The top US military commander, Admiral Mike Mullen, urged WikiLeaks to stop its "extremely dangerous" release of documents, according to a transcript of a CNN interview set to air Sunday.
Secretary of State Hillary Clinton had contacted leaders in Germany, Saudi Arabia, the United Arab Emirates, Britain, France and Afghanistan over the issue, he added.
WikiLeaks has not specified the documents' contents or when they would be put online, but a Pentagon spokesman said officials were expecting a release "late this week or early next week."
The website has said there would be "seven times" as many secret documents as the 400,000 Iraq war logs it published last month.
In London, the government urged British newspaper editors to "bear in mind" the national security implications of publishing any of the files.
British officials said some information may be subject to voluntary agreements between the government and the media to withhold sensitive data governing military operations and the intelligence services.

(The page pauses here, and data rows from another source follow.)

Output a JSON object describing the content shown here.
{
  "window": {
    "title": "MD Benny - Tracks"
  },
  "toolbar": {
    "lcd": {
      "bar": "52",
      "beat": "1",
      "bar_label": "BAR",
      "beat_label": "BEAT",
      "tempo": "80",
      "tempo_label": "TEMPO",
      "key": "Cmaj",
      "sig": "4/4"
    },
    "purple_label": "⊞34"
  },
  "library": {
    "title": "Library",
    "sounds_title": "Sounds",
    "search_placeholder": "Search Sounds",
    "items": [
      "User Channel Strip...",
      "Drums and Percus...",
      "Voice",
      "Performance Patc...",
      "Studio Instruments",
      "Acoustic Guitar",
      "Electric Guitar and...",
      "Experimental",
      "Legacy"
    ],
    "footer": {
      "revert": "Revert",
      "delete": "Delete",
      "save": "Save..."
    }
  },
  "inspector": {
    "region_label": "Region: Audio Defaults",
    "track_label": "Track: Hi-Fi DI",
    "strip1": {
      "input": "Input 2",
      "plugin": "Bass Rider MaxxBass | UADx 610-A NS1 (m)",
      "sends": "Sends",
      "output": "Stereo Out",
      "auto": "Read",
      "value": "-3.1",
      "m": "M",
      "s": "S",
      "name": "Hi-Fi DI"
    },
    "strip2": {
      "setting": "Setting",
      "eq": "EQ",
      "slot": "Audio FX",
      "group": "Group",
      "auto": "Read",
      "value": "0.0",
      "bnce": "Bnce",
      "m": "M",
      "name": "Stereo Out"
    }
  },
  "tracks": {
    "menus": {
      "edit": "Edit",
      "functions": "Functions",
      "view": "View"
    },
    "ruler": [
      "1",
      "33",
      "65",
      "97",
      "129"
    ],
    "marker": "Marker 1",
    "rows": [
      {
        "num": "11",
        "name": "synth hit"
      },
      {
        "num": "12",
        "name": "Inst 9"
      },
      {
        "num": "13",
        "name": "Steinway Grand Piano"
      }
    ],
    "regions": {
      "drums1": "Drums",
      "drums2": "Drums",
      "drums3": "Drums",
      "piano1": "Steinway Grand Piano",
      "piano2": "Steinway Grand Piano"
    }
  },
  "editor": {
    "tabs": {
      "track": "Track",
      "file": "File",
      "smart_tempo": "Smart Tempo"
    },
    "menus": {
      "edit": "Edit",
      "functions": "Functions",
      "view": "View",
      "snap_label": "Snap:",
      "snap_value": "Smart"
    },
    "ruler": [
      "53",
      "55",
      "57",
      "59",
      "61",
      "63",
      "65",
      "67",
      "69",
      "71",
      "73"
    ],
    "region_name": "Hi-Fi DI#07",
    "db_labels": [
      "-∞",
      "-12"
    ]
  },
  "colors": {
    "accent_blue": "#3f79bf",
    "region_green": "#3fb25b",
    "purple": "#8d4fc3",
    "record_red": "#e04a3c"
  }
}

Russia's respected Kommersant newspaper said that the documents included US diplomats' conversations with Russian politicians and "unflattering" assessments of some of them.
Turkish media said they include papers suggesting that helped Al-Qaeda militants in Iraq, and that the United States helped Iraq-based Kurdish rebels fighting against Turkey -- potentially explosive revelations for the two allies.
The US embassy "gave us information on the issue, just as other countries have been informed," a senior diplomat in Ankara told AFP.
Foreign Minister Ahmet Davutoglu, who traveled to Washington on Saturday for previously scheduled talks with Clinton, said Turkey did not know what the documents contained.
Israel has also been warned of potential embarrassment from the latest release, Haaretz newspaper said, citing a senior Israeli official.
Officials in Canada, Australia, Britain, Denmark, Iceland, Norway and Sweden said they had been contacted by US diplomats regarding the release.
Australia on Saturday condemned the whistle-blower website, saying the "reckless" disclosure could endanger individuals named in the documents as well as the national security interests of the United States and its allies.
US officials have not confirmed the source of the leaked documents, but suspicion has fallen on , a former army intelligence agent.
He was arrested after the earlier release of a video showing air strikes that killed civilian reporters in Baghdad.
Wired magazine said Manning confessed to the leaks during a webchat in May. He was quoted as saying he acted out of idealism after watching Iraqi police detain men for distributing a "scholarly critique" against corruption.
WikiLeaks argues that the first two document dumps -- US soldier-authored incident reports from 2004 to 2009 -- shed light on the wars in Afghanistan and Iraq, including allegations of torture by Iraqi forces and reports that suggested 15,000 additional civilian deaths in Iraq.